> [WHAT THE TASK ASKS]: Without skipping anything, print all of the data exactly.

Collected data entries:

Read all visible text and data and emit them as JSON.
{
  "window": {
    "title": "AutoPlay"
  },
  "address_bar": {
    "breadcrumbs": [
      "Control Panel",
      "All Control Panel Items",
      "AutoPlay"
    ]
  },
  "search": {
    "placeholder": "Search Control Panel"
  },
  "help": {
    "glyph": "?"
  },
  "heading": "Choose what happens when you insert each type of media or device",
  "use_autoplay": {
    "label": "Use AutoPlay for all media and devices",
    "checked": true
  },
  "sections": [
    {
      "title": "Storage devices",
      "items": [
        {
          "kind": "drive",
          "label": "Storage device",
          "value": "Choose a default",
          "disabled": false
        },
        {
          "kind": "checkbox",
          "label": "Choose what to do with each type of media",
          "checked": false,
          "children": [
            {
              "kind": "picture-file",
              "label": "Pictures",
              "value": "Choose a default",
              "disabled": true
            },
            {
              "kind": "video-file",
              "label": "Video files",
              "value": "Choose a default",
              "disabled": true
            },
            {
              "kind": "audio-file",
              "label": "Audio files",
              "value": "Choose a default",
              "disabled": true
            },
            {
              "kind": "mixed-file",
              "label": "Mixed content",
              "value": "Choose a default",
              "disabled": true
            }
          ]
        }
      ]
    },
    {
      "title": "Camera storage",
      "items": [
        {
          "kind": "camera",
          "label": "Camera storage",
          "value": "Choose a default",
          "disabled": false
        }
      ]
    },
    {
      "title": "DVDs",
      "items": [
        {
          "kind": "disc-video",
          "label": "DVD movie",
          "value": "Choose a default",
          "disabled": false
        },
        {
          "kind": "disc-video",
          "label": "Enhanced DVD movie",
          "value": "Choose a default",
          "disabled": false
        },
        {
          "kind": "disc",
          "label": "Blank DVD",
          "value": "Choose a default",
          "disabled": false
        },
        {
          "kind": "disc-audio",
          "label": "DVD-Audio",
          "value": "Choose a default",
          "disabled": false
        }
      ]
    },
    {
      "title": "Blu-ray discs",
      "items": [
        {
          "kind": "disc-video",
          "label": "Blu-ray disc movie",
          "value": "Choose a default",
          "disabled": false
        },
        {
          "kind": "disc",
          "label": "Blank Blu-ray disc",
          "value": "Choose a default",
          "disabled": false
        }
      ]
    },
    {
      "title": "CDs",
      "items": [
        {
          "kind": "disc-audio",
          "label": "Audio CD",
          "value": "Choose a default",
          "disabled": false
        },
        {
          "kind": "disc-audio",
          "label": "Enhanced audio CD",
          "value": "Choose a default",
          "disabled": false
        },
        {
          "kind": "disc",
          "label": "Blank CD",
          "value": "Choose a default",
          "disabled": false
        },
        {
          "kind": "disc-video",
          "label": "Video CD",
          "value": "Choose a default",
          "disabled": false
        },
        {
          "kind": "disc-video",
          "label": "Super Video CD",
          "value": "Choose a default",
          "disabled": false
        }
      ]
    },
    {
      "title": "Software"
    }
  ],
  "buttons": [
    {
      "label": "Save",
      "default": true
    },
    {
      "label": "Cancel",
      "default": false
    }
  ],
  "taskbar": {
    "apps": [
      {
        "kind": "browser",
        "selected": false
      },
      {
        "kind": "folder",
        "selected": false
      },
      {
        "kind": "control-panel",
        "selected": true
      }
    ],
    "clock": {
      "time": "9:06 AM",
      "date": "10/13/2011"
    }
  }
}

> [EXERCISE SOLUTION]:
Read all visible text and data and emit them as JSON.
{
  "window": {
    "title": "AutoPlay"
  },
  "address_bar": {
    "breadcrumbs": [
      "Control Panel",
      "All Control Panel Items",
      "AutoPlay"
    ]
  },
  "search": {
    "placeholder": "Search Control Panel"
  },
  "help": {
    "glyph": "?"
  },
  "heading": "Choose what happens when you insert each type of media or device",
  "use_autoplay": {
    "label": "Use AutoPlay for all media and devices",
    "checked": true
  },
  "sections": [
    {
      "title": "Storage devices",
      "items": [
        {
          "kind": "drive",
          "label": "Storage device",
          "value": "Choose a default",
          "disabled": false
        },
        {
          "kind": "checkbox",
          "label": "Choose what to do with each type of media",
          "checked": false,
          "children": [
            {
              "kind": "picture-file",
              "label": "Pictures",
              "value": "Choose a default",
              "disabled": true
            },
            {
              "kind": "video-file",
              "label": "Video files",
              "value": "Choose a default",
              "disabled": true
            },
            {
              "kind": "audio-file",
              "label": "Audio files",
              "value": "Choose a default",
              "disabled": true
            },
            {
              "kind": "mixed-file",
              "label": "Mixed content",
              "value": "Choose a default",
              "disabled": true
            }
          ]
        }
      ]
    },
    {
      "title": "Camera storage",
      "items": [
        {
          "kind": "camera",
          "label": "Camera storage",
          "value": "Choose a default",
          "disabled": false
        }
      ]
    },
    {
      "title": "DVDs",
      "items": [
        {
          "kind": "disc-video",
          "label": "DVD movie",
          "value": "Choose a default",
          "disabled": false
        },
        {
          "kind": "disc-video",
          "label": "Enhanced DVD movie",
          "value": "Choose a default",
          "disabled": false
        },
        {
          "kind": "disc",
          "label": "Blank DVD",
          "value": "Choose a default",
          "disabled": false
        },
        {
          "kind": "disc-audio",
          "label": "DVD-Audio",
          "value": "Choose a default",
          "disabled": false
        }
      ]
    },
    {
      "title": "Blu-ray discs",
      "items": [
        {
          "kind": "disc-video",
          "label": "Blu-ray disc movie",
          "value": "Choose a default",
          "disabled": false
        },
        {
          "kind": "disc",
          "label": "Blank Blu-ray disc",
          "value": "Choose a default",
          "disabled": false
        }
      ]
    },
    {
      "title": "CDs",
      "items": [
        {
          "kind": "disc-audio",
          "label": "Audio CD",
          "value": "Choose a default",
          "disabled": false
        },
        {
          "kind": "disc-audio",
          "label": "Enhanced audio CD",
          "value": "Choose a default",
          "disabled": false
        },
        {
          "kind": "disc",
          "label": "Blank CD",
          "value": "Choose a default",
          "disabled": false
        },
        {
          "kind": "disc-video",
          "label": "Video CD",
          "value": "Choose a default",
          "disabled": false
        },
        {
          "kind": "disc-video",
          "label": "Super Video CD",
          "value": "Choose a default",
          "disabled": false
        }
      ]
    },
    {
      "title": "Software"
    }
  ],
  "buttons": [
    {
      "label": "Save",
      "default": true
    },
    {
      "label": "Cancel",
      "default": false
    }
  ],
  "taskbar": {
    "apps": [
      {
        "kind": "browser",
        "selected": false
      },
      {
        "kind": "folder",
        "selected": false
      },
      {
        "kind": "control-panel",
        "selected": true
      }
    ],
    "clock": {
      "time": "9:06 AM",
      "date": "10/13/2011"
    }
  }
}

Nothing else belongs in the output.